DATASET section start

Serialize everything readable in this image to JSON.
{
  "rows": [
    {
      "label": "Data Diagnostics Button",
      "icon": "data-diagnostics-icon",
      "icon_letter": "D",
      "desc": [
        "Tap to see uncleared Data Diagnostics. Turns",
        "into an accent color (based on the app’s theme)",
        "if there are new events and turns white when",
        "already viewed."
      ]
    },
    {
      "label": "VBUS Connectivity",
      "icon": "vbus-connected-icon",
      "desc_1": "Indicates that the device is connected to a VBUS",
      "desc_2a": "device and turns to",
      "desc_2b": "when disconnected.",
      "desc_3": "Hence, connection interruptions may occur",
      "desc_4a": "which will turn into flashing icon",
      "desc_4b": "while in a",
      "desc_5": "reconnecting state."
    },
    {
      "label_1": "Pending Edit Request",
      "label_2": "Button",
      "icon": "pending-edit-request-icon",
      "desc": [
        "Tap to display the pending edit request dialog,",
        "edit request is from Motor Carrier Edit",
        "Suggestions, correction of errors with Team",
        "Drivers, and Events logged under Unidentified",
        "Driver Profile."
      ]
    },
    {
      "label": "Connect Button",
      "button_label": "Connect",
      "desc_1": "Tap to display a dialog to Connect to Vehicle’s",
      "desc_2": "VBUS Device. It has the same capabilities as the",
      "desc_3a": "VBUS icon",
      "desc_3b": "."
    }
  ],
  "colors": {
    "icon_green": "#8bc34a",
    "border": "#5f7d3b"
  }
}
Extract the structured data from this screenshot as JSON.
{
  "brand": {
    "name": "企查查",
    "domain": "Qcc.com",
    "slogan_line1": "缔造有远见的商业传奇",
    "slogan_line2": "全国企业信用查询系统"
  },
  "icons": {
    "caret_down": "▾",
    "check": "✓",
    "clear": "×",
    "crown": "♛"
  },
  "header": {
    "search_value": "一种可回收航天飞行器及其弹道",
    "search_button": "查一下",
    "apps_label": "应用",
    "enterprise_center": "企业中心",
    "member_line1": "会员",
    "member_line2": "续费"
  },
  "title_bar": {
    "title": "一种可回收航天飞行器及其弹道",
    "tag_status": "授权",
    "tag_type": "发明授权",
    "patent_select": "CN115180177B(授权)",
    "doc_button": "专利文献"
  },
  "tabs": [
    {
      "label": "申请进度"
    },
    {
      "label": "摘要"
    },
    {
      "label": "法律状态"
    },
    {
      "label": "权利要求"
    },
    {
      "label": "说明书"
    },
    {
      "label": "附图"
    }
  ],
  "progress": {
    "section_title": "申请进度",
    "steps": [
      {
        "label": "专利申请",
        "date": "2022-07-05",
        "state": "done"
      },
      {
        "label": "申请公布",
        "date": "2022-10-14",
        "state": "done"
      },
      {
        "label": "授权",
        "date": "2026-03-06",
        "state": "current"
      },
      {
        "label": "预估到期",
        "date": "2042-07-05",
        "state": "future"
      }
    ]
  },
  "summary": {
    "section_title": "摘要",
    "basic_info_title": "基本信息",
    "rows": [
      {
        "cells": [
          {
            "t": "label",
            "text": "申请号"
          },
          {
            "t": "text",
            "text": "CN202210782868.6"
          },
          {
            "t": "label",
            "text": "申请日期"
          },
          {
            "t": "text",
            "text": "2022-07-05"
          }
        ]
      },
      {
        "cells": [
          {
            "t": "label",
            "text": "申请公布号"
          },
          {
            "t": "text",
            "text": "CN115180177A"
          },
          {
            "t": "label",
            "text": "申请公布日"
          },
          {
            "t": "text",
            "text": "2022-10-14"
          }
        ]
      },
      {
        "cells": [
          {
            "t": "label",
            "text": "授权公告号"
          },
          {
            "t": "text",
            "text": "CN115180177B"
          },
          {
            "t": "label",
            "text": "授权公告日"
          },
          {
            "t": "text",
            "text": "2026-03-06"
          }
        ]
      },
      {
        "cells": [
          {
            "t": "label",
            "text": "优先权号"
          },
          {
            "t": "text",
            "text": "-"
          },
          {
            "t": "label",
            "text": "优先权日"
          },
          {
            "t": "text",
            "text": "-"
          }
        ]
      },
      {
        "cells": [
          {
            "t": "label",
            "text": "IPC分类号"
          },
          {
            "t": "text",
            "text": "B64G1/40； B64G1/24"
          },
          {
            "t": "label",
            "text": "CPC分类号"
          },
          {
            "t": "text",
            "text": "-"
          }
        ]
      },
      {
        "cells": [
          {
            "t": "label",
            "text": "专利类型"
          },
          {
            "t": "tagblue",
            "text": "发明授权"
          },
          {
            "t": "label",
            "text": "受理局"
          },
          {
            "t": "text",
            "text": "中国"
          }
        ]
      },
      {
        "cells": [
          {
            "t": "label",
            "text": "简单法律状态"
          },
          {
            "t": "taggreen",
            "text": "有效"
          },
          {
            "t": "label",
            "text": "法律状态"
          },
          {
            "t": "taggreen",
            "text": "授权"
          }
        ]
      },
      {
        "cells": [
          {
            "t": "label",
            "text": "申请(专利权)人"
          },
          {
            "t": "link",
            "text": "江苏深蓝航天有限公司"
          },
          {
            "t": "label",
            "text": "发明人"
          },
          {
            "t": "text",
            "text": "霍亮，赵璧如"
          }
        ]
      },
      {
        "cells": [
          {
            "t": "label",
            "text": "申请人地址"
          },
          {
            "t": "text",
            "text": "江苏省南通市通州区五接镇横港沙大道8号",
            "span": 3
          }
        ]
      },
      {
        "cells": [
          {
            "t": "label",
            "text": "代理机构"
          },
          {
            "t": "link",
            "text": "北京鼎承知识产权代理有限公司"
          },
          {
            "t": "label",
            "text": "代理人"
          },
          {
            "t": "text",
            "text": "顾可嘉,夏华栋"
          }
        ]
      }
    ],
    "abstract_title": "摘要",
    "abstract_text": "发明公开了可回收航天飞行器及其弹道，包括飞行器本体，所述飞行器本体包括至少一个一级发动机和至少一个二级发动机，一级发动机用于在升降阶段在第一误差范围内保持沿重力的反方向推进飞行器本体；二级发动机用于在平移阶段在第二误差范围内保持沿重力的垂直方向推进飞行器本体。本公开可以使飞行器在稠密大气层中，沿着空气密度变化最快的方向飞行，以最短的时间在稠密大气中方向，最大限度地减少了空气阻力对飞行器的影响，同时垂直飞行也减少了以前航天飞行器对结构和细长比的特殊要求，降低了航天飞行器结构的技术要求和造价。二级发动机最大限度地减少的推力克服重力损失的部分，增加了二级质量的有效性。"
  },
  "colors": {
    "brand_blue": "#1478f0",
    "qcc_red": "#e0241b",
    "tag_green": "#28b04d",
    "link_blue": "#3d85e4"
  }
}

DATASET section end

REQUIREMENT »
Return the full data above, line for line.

TASK ANSWER »
Serialize everything readable in this image to JSON.
{
  "rows": [
    {
      "label": "Data Diagnostics Button",
      "icon": "data-diagnostics-icon",
      "icon_letter": "D",
      "desc": [
        "Tap to see uncleared Data Diagnostics. Turns",
        "into an accent color (based on the app’s theme)",
        "if there are new events and turns white when",
        "already viewed."
      ]
    },
    {
      "label": "VBUS Connectivity",
      "icon": "vbus-connected-icon",
      "desc_1": "Indicates that the device is connected to a VBUS",
      "desc_2a": "device and turns to",
      "desc_2b": "when disconnected.",
      "desc_3": "Hence, connection interruptions may occur",
      "desc_4a": "which will turn into flashing icon",
      "desc_4b": "while in a",
      "desc_5": "reconnecting state."
    },
    {
      "label_1": "Pending Edit Request",
      "label_2": "Button",
      "icon": "pending-edit-request-icon",
      "desc": [
        "Tap to display the pending edit request dialog,",
        "edit request is from Motor Carrier Edit",
        "Suggestions, correction of errors with Team",
        "Drivers, and Events logged under Unidentified",
        "Driver Profile."
      ]
    },
    {
      "label": "Connect Button",
      "button_label": "Connect",
      "desc_1": "Tap to display a dialog to Connect to Vehicle’s",
      "desc_2": "VBUS Device. It has the same capabilities as the",
      "desc_3a": "VBUS icon",
      "desc_3b": "."
    }
  ],
  "colors": {
    "icon_green": "#8bc34a",
    "border": "#5f7d3b"
  }
}
Extract the structured data from this screenshot as JSON.
{
  "brand": {
    "name": "企查查",
    "domain": "Qcc.com",
    "slogan_line1": "缔造有远见的商业传奇",
    "slogan_line2": "全国企业信用查询系统"
  },
  "icons": {
    "caret_down": "▾",
    "check": "✓",
    "clear": "×",
    "crown": "♛"
  },
  "header": {
    "search_value": "一种可回收航天飞行器及其弹道",
    "search_button": "查一下",
    "apps_label": "应用",
    "enterprise_center": "企业中心",
    "member_line1": "会员",
    "member_line2": "续费"
  },
  "title_bar": {
    "title": "一种可回收航天飞行器及其弹道",
    "tag_status": "授权",
    "tag_type": "发明授权",
    "patent_select": "CN115180177B(授权)",
    "doc_button": "专利文献"
  },
  "tabs": [
    {
      "label": "申请进度"
    },
    {
      "label": "摘要"
    },
    {
      "label": "法律状态"
    },
    {
      "label": "权利要求"
    },
    {
      "label": "说明书"
    },
    {
      "label": "附图"
    }
  ],
  "progress": {
    "section_title": "申请进度",
    "steps": [
      {
        "label": "专利申请",
        "date": "2022-07-05",
        "state": "done"
      },
      {
        "label": "申请公布",
        "date": "2022-10-14",
        "state": "done"
      },
      {
        "label": "授权",
        "date": "2026-03-06",
        "state": "current"
      },
      {
        "label": "预估到期",
        "date": "2042-07-05",
        "state": "future"
      }
    ]
  },
  "summary": {
    "section_title": "摘要",
    "basic_info_title": "基本信息",
    "rows": [
      {
        "cells": [
          {
            "t": "label",
            "text": "申请号"
          },
          {
            "t": "text",
            "text": "CN202210782868.6"
          },
          {
            "t": "label",
            "text": "申请日期"
          },
          {
            "t": "text",
            "text": "2022-07-05"
          }
        ]
      },
      {
        "cells": [
          {
            "t": "label",
            "text": "申请公布号"
          },
          {
            "t": "text",
            "text": "CN115180177A"
          },
          {
            "t": "label",
            "text": "申请公布日"
          },
          {
            "t": "text",
            "text": "2022-10-14"
          }
        ]
      },
      {
        "cells": [
          {
            "t": "label",
            "text": "授权公告号"
          },
          {
            "t": "text",
            "text": "CN115180177B"
          },
          {
            "t": "label",
            "text": "授权公告日"
          },
          {
            "t": "text",
            "text": "2026-03-06"
          }
        ]
      },
      {
        "cells": [
          {
            "t": "label",
            "text": "优先权号"
          },
          {
            "t": "text",
            "text": "-"
          },
          {
            "t": "label",
            "text": "优先权日"
          },
          {
            "t": "text",
            "text": "-"
          }
        ]
      },
      {
        "cells": [
          {
            "t": "label",
            "text": "IPC分类号"
          },
          {
            "t": "text",
            "text": "B64G1/40； B64G1/24"
          },
          {
            "t": "label",
            "text": "CPC分类号"
          },
          {
            "t": "text",
            "text": "-"
          }
        ]
      },
      {
        "cells": [
          {
            "t": "label",
            "text": "专利类型"
          },
          {
            "t": "tagblue",
            "text": "发明授权"
          },
          {
            "t": "label",
            "text": "受理局"
          },
          {
            "t": "text",
            "text": "中国"
          }
        ]
      },
      {
        "cells": [
          {
            "t": "label",
            "text": "简单法律状态"
          },
          {
            "t": "taggreen",
            "text": "有效"
          },
          {
            "t": "label",
            "text": "法律状态"
          },
          {
            "t": "taggreen",
            "text": "授权"
          }
        ]
      },
      {
        "cells": [
          {
            "t": "label",
            "text": "申请(专利权)人"
          },
          {
            "t": "link",
            "text": "江苏深蓝航天有限公司"
          },
          {
            "t": "label",
            "text": "发明人"
          },
          {
            "t": "text",
            "text": "霍亮，赵璧如"
          }
        ]
      },
      {
        "cells": [
          {
            "t": "label",
            "text": "申请人地址"
          },
          {
            "t": "text",
            "text": "江苏省南通市通州区五接镇横港沙大道8号",
            "span": 3
          }
        ]
      },
      {
        "cells": [
          {
            "t": "label",
            "text": "代理机构"
          },
          {
            "t": "link",
            "text": "北京鼎承知识产权代理有限公司"
          },
          {
            "t": "label",
            "text": "代理人"
          },
          {
            "t": "text",
            "text": "顾可嘉,夏华栋"
          }
        ]
      }
    ],
    "abstract_title": "摘要",
    "abstract_text": "发明公开了可回收航天飞行器及其弹道，包括飞行器本体，所述飞行器本体包括至少一个一级发动机和至少一个二级发动机，一级发动机用于在升降阶段在第一误差范围内保持沿重力的反方向推进飞行器本体；二级发动机用于在平移阶段在第二误差范围内保持沿重力的垂直方向推进飞行器本体。本公开可以使飞行器在稠密大气层中，沿着空气密度变化最快的方向飞行，以最短的时间在稠密大气中方向，最大限度地减少了空气阻力对飞行器的影响，同时垂直飞行也减少了以前航天飞行器对结构和细长比的特殊要求，降低了航天飞行器结构的技术要求和造价。二级发动机最大限度地减少的推力克服重力损失的部分，增加了二级质量的有效性。"
  },
  "colors": {
    "brand_blue": "#1478f0",
    "qcc_red": "#e0241b",
    "tag_green": "#28b04d",
    "link_blue": "#3d85e4"
  }
}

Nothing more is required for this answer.